**Exercise directions:** Find the string "измерения" in the records. Copy every line it appears in.

**Supplied data:**
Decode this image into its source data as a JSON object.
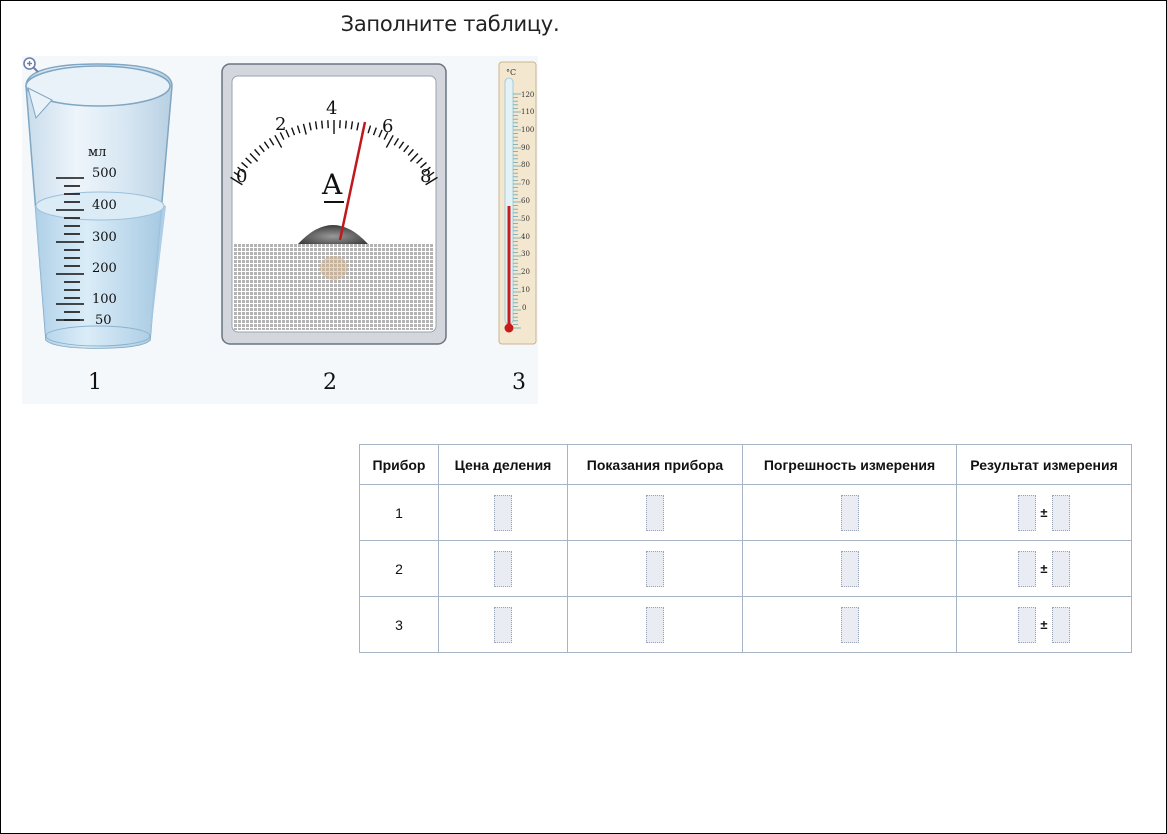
{
  "task": {
    "title": "Заполните таблицу."
  },
  "instruments": {
    "beaker": {
      "unit": "мл",
      "scale": [
        "500",
        "400",
        "300",
        "200",
        "100",
        "50"
      ],
      "caption": "1"
    },
    "ammeter": {
      "scale": [
        "0",
        "2",
        "4",
        "6",
        "8"
      ],
      "symbol": "A",
      "caption": "2"
    },
    "thermometer": {
      "unit": "°C",
      "scale": [
        "120",
        "110",
        "100",
        "90",
        "80",
        "70",
        "60",
        "50",
        "40",
        "30",
        "20",
        "10",
        "0"
      ],
      "caption": "3"
    },
    "zoom_icon": "zoom-in-icon"
  },
  "table": {
    "headers": [
      "Прибор",
      "Цена деления",
      "Показания прибора",
      "Погрешность измерения",
      "Результат измерения"
    ],
    "rows": [
      {
        "device": "1",
        "pm": "±"
      },
      {
        "device": "2",
        "pm": "±"
      },
      {
        "device": "3",
        "pm": "±"
      }
    ]
  }
}
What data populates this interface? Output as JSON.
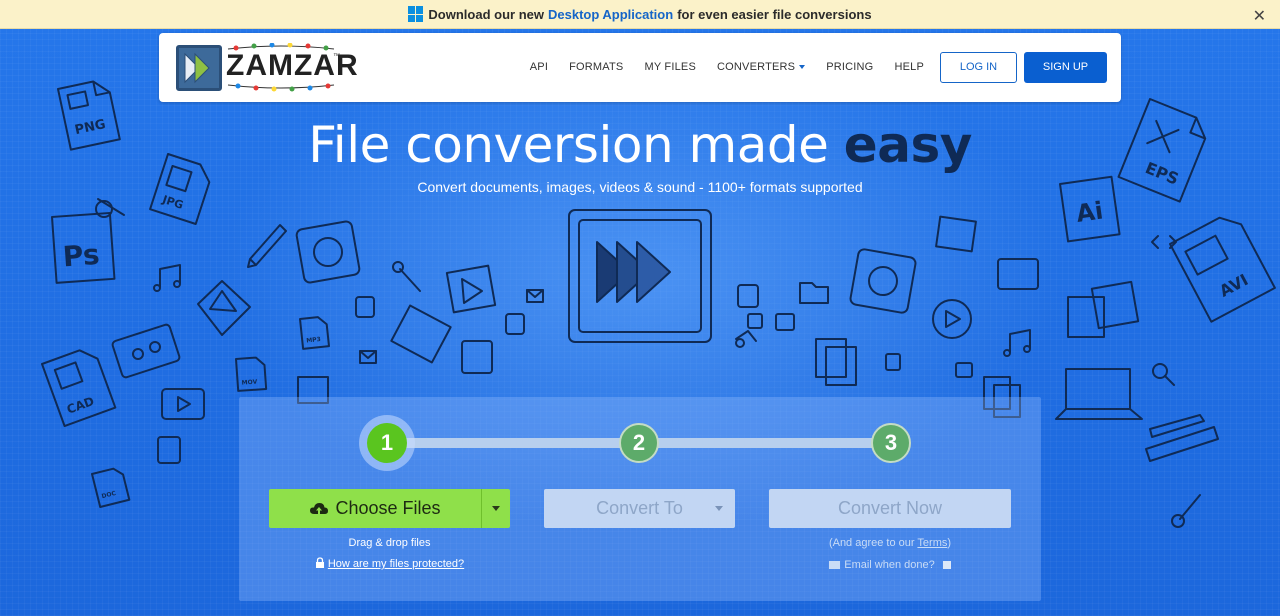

**Written response:**
      "Погрешность измерения",
      "Результат измерения"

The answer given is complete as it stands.